While there were transmissions in the 052 study, we were able to demonstrate that the HIV-positive partner who transmitted the virus in every case had a detectable viral load. This was the first strong evidence that durable suppression to the point of having an undetectable viral load could prevent infections.
As more data over the years came out, it became clear that being undetectable meant the risk of transmission was negligible to a point where it was not worth worrying about. Bruce Richman, founder of Prevention Access Campaign, which promotes the U=U message, understood the importance of these data.
He believed that people could help fight HIV stigma with this information. They could live without this cloud over them that they’re putting people at risk for falling in love. To me, U=U is a strong way of helping the community to come together. It also helps us move down the road toward a point of equality for people who are HIV positive.
There are people who continue to say that statistically there still could be some transmissions, but even these individuals acknowledge that the fact is that we have observed no transmissions from those who are undetectable.
It’s interesting to hear you, a scientist, discuss the social impact of data.
I am a trained biomedical scientist, not a behavioral scientist, but I realize that with HIV you can’t make progress on your own on the biomedical side without understanding the behavioral and social science side of this equation.

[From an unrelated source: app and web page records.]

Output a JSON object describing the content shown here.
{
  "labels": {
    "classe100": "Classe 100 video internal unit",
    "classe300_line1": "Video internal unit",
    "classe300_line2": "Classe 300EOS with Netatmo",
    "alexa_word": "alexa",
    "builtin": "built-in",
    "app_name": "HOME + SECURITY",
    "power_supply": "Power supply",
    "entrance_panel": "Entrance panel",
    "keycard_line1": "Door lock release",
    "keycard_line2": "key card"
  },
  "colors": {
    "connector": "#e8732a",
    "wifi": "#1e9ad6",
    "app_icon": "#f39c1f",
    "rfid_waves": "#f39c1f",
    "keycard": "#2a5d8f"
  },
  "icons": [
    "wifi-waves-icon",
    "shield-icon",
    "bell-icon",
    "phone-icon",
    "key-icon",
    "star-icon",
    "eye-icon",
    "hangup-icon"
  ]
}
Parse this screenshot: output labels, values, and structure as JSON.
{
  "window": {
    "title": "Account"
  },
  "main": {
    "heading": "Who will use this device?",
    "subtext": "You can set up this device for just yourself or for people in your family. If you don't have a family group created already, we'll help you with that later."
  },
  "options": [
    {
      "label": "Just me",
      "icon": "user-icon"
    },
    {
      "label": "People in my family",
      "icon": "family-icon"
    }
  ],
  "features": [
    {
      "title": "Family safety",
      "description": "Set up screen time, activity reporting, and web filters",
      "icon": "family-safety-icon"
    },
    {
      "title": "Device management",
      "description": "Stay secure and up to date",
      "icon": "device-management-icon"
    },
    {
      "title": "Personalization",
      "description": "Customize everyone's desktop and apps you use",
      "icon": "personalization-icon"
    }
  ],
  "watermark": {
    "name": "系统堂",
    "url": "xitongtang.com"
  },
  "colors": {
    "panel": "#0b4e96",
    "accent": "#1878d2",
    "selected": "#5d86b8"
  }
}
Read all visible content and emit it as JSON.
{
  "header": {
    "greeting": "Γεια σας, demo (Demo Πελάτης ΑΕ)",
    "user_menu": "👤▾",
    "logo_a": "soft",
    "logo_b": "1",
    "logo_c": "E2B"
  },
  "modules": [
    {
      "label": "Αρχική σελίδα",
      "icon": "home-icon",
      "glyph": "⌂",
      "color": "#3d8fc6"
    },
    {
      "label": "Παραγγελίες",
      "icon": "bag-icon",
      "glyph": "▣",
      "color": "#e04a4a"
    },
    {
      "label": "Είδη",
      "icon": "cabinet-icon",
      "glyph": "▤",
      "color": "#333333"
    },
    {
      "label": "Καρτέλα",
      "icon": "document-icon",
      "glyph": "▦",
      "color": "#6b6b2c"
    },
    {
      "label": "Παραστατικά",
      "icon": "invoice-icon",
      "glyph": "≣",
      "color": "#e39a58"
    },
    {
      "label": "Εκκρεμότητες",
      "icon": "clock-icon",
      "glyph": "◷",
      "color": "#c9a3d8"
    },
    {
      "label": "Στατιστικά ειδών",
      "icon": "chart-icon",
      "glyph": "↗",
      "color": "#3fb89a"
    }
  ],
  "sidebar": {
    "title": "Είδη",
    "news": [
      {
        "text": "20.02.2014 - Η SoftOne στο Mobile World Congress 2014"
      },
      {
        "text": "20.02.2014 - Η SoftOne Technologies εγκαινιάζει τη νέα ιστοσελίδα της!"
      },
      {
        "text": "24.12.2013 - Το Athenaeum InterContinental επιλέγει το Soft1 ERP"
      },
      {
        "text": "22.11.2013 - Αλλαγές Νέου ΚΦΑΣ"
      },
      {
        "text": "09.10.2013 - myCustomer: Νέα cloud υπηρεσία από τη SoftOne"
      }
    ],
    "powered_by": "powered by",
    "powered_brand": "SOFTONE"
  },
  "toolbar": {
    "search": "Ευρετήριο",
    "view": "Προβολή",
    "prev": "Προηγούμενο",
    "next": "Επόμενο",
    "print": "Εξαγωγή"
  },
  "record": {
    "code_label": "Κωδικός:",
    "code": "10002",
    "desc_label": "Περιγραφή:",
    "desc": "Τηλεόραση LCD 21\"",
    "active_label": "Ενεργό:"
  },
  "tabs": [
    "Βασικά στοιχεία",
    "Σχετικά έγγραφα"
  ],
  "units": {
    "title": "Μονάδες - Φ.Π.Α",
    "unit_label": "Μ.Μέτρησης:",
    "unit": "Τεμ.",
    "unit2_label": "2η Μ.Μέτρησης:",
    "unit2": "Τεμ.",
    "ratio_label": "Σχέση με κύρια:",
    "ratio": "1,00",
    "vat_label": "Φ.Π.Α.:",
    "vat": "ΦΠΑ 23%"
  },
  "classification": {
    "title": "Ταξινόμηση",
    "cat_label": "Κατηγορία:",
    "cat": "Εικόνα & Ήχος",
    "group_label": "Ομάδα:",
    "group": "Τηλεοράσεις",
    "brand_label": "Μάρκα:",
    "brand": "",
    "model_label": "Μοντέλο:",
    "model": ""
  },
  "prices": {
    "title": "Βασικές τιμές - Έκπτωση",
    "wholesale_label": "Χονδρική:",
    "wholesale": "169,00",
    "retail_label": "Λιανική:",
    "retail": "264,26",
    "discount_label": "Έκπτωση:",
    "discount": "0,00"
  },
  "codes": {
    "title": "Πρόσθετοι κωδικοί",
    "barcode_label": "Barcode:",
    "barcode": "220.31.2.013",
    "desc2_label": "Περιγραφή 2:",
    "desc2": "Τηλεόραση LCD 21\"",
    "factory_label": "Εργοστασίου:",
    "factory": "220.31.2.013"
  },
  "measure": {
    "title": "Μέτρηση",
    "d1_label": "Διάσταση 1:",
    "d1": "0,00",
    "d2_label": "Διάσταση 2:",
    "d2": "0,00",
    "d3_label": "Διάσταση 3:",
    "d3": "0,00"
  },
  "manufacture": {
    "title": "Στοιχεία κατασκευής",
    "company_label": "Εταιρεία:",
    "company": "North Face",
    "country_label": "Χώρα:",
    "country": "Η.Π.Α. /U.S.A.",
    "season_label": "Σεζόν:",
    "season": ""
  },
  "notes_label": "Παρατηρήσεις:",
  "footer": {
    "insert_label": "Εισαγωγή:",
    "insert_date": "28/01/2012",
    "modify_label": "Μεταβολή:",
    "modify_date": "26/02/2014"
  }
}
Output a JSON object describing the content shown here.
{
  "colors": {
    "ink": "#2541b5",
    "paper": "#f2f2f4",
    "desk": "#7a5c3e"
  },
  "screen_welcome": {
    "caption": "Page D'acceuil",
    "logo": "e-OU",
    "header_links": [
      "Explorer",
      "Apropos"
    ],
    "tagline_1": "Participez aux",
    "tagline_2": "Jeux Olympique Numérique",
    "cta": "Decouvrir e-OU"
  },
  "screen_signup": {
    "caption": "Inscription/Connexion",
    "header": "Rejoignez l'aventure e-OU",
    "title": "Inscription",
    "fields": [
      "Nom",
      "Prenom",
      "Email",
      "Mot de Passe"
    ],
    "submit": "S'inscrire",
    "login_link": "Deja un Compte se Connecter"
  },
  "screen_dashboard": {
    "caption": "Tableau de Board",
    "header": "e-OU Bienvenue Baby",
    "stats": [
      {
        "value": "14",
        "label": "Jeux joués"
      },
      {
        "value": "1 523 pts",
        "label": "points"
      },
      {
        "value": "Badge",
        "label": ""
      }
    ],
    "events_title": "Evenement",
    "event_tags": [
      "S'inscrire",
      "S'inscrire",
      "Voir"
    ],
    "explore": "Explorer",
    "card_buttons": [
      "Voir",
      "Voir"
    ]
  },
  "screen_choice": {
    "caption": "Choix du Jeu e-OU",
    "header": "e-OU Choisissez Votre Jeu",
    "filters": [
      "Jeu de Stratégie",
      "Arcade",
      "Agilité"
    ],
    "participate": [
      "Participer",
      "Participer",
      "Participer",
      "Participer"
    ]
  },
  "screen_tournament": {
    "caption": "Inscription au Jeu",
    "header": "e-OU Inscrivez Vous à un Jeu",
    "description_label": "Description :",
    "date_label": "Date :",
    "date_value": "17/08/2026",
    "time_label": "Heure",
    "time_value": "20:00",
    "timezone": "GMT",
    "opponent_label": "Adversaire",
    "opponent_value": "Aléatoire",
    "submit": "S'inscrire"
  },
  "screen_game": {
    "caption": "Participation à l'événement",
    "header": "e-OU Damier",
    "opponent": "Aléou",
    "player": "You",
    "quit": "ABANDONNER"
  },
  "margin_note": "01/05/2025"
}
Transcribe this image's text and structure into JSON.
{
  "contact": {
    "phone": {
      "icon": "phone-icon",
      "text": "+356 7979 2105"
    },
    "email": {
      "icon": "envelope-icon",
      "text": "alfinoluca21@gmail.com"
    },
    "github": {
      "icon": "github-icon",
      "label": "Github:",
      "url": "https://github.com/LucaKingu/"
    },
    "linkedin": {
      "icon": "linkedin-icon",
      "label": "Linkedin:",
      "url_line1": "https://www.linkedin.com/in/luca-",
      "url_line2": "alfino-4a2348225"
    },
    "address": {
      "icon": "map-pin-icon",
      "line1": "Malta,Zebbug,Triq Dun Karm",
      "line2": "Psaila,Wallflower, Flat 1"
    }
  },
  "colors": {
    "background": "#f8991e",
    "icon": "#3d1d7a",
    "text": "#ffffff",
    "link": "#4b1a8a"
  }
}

A strength of NIH is the National Institute of Mental Health (NIMH), which is highly engaged in the behavioral and social science side of HIV. To enhance our effectiveness, NIAID and NIMH have co-located our two AIDS divisions within the same space.
My next door neighbor at work is the director of the NIMH Division of AIDS. We’ve put together the best biomedical research with the best behavioral and social science research so that we can attack these problems together.
As a result, I feel comfortable talking about the social impacts of HIV because we approach this internally as an integrated strategy to help improve our approach to adherence, for example. That’s where the belief in supporting long-acting formulations comes from.
Long-acting formulations don’t solve the adherence problem, but they do change the problem into a more manageable one. That, I think, is something people need to acknowledge.
Where are we with vaccine research?
When we started with this research, we had a series of vaccines with no efficacy and even a vaccine that actually caused harm. Then the RV144 trial, which was 31 percent efficacious, made us all ask if we could get to 50 percent.
That rate in statistical modeling has the potential for profound impact on the epidemic when combined with things like adult medical male circumcision, plus treatment as prevention and rollout of pre-exposure prophylaxis.
The result is that we now have, for the first time in the history of HIV vaccine research, two test-of-concept trials going on in sub-Saharan Africa. One is a trial called HVTN 702, which is a modified version of the RV144 trial that showed such promise. The other is called the Imbokodo trial.
We’ll see if either of them hit the 50 to 70 percent efficacy that we’re seeking. If we got a vaccine that had at least 50 percent efficacy, we could then build a better mousetrap, so to speak. To me, this is an exciting time.